A schematic of the zebrafish brain shows the habenula circuits associated with winning and losing in red and green, respectively. The ventral habenula circuit is shown in blue. Image: Hitoshi Okamoto/RIKEN Brain Science Institute

Taking the experiment a step further, they looked at fighting behaviors in genetically engineered fish where this sub-region had been knocked out. These fish were very likely to lose fights. On the other hand, turning off the opposite sub-region, the medial part of the dorsal habenula, predisposed fish to win their fights. The neural activity in these two opposing sub-regions thus seem decisive to fight outcomes.

And these signals don’t stop when the fight is over. Without the usual neural signals from the ventral habenula to a nearby area called the raphe nucleus, loser fish don’t withdraw, prompting further attacks from opponents. This first video shows how a losing fish normally behaves, skulking at the bottom of the tank. In the second video, a fish with reduced ventral habenular signaling just can’t stay away from the center of the tank and keeps getting attacked. Acting like a loser is an important component of repelling continued aggression, and for this the ventral habenula is essential.

 

On the face of it, losing may seem hard-wired into the habenula, at least for the genetically altered fish. Actually, according to research group leader Hitoshi Okamoto of the RIKEN Brain Science Institute, what’s at play is regulation of a continuum of fleeing, freezing, and fighting behaviors. By producing transgenic fish with different deactivated brain circuits, Okamoto and colleagues observed fish that behaved more aggressively and tenaciously like winners or were quicker to give up like losers. It is the interplay between these circuits — the strength of the winning or losing signals and the associated rewards and harms for continued aggression or surrender — that eventually steers the fish’s behavior. And much like in Fight Club, “Where is my mind?” is a fitting theme song for zebrafish: after 24 hours they can’t remember if they were winners or losers.

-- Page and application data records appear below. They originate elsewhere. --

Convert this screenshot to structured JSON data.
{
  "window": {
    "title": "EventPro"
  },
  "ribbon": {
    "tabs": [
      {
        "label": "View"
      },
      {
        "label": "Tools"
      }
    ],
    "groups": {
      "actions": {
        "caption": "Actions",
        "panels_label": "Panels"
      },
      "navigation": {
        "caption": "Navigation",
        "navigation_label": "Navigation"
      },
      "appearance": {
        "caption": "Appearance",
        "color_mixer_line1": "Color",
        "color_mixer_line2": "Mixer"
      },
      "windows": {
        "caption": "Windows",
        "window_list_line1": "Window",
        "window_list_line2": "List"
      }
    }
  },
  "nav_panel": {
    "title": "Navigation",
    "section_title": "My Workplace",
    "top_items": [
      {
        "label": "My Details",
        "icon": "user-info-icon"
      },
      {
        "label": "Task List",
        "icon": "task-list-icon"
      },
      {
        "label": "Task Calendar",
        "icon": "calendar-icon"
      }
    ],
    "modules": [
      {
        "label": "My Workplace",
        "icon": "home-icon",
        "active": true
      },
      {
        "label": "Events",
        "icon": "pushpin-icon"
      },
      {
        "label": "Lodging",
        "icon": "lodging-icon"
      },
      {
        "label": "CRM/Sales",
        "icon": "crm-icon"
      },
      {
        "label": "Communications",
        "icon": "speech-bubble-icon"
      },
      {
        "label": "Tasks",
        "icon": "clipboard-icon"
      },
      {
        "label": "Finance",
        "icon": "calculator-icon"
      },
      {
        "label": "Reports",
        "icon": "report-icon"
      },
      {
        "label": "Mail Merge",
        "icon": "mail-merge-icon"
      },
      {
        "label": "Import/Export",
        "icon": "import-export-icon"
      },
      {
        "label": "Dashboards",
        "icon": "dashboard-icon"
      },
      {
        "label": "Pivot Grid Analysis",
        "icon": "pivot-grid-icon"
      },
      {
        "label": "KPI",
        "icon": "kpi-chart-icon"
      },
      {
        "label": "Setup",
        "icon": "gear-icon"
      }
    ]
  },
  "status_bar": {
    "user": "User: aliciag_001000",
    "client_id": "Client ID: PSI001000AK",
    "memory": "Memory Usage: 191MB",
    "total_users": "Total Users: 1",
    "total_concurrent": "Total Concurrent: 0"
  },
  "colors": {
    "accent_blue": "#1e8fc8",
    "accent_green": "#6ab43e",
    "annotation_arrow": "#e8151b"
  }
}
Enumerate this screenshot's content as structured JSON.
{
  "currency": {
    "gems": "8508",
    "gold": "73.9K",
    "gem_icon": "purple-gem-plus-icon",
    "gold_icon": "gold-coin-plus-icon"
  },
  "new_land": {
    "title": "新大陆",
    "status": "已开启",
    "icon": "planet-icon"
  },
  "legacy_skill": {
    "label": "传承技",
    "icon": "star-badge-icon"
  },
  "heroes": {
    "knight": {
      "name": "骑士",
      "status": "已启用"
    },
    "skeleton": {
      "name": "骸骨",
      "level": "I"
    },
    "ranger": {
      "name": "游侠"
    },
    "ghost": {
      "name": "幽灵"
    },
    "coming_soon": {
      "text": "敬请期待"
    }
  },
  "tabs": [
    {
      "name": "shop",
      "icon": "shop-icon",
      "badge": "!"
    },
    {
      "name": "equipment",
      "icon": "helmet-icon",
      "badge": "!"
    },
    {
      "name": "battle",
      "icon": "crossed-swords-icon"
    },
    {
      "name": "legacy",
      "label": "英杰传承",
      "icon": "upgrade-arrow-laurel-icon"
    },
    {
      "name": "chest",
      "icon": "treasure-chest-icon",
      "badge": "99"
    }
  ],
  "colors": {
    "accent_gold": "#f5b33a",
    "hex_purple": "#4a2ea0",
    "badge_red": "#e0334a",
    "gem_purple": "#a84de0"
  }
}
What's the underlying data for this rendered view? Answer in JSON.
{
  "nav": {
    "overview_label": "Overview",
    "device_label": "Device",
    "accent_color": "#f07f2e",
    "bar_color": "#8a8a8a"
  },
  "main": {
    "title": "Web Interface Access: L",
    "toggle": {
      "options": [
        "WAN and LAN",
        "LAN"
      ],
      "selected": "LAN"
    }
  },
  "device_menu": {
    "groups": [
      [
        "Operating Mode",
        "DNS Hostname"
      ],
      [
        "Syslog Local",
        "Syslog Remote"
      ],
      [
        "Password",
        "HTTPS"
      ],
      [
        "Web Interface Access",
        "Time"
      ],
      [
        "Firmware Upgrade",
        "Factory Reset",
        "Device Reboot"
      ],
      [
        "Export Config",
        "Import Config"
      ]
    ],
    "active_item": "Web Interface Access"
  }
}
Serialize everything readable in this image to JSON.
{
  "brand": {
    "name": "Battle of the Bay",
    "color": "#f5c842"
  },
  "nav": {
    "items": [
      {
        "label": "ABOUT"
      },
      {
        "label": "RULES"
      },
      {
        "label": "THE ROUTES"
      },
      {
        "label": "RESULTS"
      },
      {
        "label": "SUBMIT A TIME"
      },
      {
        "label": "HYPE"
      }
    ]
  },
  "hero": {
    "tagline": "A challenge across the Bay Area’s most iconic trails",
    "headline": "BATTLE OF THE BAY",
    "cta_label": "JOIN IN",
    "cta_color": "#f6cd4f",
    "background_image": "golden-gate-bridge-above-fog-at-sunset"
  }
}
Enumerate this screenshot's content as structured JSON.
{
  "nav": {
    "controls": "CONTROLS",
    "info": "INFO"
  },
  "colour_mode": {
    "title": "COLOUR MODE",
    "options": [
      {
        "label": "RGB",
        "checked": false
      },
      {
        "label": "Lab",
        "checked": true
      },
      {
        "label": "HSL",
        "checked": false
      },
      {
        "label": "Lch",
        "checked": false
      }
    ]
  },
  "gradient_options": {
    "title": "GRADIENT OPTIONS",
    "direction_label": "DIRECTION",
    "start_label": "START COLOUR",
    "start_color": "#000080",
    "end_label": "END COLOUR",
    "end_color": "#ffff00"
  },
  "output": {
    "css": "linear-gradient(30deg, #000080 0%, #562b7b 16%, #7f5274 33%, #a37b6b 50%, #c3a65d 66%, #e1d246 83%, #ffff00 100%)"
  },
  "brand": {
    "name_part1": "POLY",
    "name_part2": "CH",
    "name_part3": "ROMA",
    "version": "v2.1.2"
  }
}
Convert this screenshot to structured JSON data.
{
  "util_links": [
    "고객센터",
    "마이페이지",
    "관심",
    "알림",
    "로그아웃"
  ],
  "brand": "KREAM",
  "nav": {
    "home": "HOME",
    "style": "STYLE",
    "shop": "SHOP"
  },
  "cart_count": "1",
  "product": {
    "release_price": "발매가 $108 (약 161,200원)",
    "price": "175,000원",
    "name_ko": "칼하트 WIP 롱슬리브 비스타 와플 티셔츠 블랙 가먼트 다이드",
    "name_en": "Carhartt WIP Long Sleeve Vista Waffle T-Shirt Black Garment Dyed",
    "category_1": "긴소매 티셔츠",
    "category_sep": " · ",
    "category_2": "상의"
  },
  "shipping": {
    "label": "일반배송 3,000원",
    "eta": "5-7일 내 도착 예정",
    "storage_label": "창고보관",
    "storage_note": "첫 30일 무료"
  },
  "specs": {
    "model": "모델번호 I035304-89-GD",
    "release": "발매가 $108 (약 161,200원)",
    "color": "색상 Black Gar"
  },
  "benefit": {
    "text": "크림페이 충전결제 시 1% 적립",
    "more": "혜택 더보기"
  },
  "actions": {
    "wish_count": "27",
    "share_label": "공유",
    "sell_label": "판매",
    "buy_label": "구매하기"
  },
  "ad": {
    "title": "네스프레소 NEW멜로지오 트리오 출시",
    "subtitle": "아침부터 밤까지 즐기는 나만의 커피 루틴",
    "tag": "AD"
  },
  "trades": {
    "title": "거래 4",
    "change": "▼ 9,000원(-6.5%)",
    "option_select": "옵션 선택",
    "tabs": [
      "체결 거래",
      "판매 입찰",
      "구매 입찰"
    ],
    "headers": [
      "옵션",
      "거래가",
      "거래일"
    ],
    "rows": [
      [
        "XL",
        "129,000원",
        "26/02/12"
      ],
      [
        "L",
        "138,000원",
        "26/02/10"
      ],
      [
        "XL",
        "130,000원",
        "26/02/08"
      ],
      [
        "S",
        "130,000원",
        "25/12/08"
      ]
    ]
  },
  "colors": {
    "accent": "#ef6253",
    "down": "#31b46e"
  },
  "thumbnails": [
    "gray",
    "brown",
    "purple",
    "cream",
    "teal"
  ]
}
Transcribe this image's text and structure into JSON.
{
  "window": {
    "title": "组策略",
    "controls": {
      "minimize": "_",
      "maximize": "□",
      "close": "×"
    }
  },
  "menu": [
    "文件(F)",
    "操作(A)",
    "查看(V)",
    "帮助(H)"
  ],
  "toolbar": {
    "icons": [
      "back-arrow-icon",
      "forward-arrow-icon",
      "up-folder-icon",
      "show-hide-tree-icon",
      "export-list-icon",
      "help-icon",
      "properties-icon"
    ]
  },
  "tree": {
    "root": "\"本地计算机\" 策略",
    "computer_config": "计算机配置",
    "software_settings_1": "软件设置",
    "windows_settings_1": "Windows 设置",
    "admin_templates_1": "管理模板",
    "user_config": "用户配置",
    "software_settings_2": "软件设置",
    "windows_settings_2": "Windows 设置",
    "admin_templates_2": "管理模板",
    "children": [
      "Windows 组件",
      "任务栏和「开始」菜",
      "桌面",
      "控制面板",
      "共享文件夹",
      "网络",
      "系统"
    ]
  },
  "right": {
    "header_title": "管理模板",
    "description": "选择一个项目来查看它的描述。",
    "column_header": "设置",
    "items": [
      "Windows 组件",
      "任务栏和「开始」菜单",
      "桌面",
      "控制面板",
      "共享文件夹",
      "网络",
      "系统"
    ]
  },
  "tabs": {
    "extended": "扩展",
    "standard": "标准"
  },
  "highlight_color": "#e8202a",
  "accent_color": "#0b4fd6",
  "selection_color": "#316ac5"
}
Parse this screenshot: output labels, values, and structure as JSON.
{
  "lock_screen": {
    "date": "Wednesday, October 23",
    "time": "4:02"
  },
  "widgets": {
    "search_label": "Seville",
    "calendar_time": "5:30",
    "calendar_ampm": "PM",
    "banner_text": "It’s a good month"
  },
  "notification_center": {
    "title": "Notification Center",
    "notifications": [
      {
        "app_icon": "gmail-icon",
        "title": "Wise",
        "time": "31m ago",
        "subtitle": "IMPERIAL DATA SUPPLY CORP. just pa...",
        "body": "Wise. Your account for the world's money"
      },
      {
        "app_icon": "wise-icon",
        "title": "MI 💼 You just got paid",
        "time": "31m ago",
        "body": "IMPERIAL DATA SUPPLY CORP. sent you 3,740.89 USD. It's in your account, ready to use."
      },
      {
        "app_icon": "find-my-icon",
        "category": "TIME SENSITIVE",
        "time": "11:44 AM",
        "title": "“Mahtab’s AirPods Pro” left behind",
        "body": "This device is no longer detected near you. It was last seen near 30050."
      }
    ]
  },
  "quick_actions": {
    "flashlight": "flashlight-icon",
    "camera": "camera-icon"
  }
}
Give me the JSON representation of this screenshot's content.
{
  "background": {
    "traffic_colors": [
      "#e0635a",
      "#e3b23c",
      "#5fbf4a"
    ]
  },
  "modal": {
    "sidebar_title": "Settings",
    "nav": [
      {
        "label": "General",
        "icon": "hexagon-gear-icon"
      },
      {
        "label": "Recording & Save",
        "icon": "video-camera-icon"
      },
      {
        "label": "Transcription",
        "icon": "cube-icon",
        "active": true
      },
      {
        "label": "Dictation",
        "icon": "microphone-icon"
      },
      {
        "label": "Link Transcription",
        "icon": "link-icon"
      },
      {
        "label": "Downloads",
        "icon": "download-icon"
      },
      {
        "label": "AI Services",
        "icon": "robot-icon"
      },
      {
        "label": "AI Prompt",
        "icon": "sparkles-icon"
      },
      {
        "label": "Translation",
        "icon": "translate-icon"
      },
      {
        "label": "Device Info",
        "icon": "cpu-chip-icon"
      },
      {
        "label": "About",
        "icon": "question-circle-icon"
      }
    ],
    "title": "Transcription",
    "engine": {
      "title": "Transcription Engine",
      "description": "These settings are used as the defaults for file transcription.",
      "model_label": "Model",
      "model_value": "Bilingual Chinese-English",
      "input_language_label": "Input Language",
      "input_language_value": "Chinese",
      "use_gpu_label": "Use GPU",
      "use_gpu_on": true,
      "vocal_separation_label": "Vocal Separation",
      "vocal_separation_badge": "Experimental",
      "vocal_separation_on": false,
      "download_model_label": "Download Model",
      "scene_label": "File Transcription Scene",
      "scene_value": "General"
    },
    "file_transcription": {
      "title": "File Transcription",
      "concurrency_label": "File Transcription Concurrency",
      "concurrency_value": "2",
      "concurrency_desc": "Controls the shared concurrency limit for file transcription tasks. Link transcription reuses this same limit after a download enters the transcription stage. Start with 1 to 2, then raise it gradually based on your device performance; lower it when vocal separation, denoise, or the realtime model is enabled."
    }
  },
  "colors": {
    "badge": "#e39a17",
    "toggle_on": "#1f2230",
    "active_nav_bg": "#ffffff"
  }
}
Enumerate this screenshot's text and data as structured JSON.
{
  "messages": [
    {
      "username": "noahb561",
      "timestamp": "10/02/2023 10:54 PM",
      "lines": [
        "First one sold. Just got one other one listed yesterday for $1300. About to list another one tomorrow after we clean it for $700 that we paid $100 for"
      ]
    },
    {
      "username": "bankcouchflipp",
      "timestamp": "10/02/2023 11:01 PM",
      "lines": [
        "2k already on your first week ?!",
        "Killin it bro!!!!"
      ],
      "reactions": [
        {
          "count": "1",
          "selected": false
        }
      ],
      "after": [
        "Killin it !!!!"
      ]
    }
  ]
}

Citation:
Chou MY, Amo R, Kinoshita M, Cherng BW, Shimazaki H, Agetsuma M, Shiraki T, Aoki T, Takahoko M, Yamazaki M, Higashijima S, Okamoto H. (2016). Social conflict resolution regulated by two dorsal habenular subregions in zebrafish. Science, 352(6281), 87–90. DOI: 10.1126/science.aac9508